The three-year-old child of Robert Nailor, living near Milton, was burned to death on Saturday afternoon. The facts in the case are few and meagre. The mother had gone from the house fora short time, and when she returned she found the house filled with smoke and the child lying on the door dead, completely baked. This is all that is known. How the child caught fire will always be one of the mysteries of the unknown. The funeral services were held at Zion M. E. Church on Monday afternoon. The Rev. Jesse Taylor officiating, and the remains were inhumed in the cemetery adjoining. S. J. Wilson funeral director.

Joseph Morris fell from a scaffold while working at the bank building on Saturday morning and struck aside the bearer of a lower scaffold injuring himself quite seriously. His daughter has been summoned from Camden, N. J.

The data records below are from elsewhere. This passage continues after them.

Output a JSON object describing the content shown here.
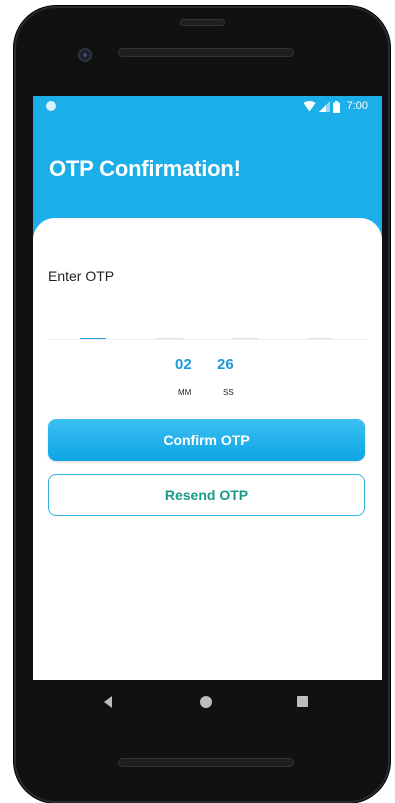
{
  "status_bar": {
    "time": "7:00"
  },
  "header": {
    "title": "OTP Confirmation!"
  },
  "form": {
    "label": "Enter OTP",
    "otp_digits": [
      "",
      "",
      "",
      ""
    ]
  },
  "timer": {
    "minutes": "02",
    "seconds": "26",
    "minutes_unit": "MM",
    "seconds_unit": "SS"
  },
  "buttons": {
    "confirm_label": "Confirm OTP",
    "resend_label": "Resend OTP"
  },
  "colors": {
    "primary": "#1baee8",
    "timer": "#1e9bd6",
    "resend_text": "#1a9986"
  }
}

On Friday the Rev. L. P. Corkran was summoned to attend the funeral of a relative at Preston, Md. He left on Saturday morning accompanied by Mrs. Corkran.

We reported last week that Messrs. Lingo & Hazzard had purchased the mercantile business of James H. Warrington. These gentlemen after the invoice, took possession of the store. After one or two days a technicality arose over the bargain and the purchasers retired from the store, giving to Mr. Warrington the keys; and, placing the goods in the hands of a middleman. Since then no adjustment of the difficulty has been arrived at, and the sale on Monday was declared off; and each party remains “in statu quo,” minus the cost of the invoice.

Captain James Darby left on Tuesday to visit his wife, who is very low with typhoid fever in Camden, N. J.

Justice-of-the-Peace Eli L. Collins, and D. A. Conner, attended Georgetown on Tuesday as witnesses before a Court of Inquisition held on the property and lands of the Delaware Hardware Company, located in and around Milton.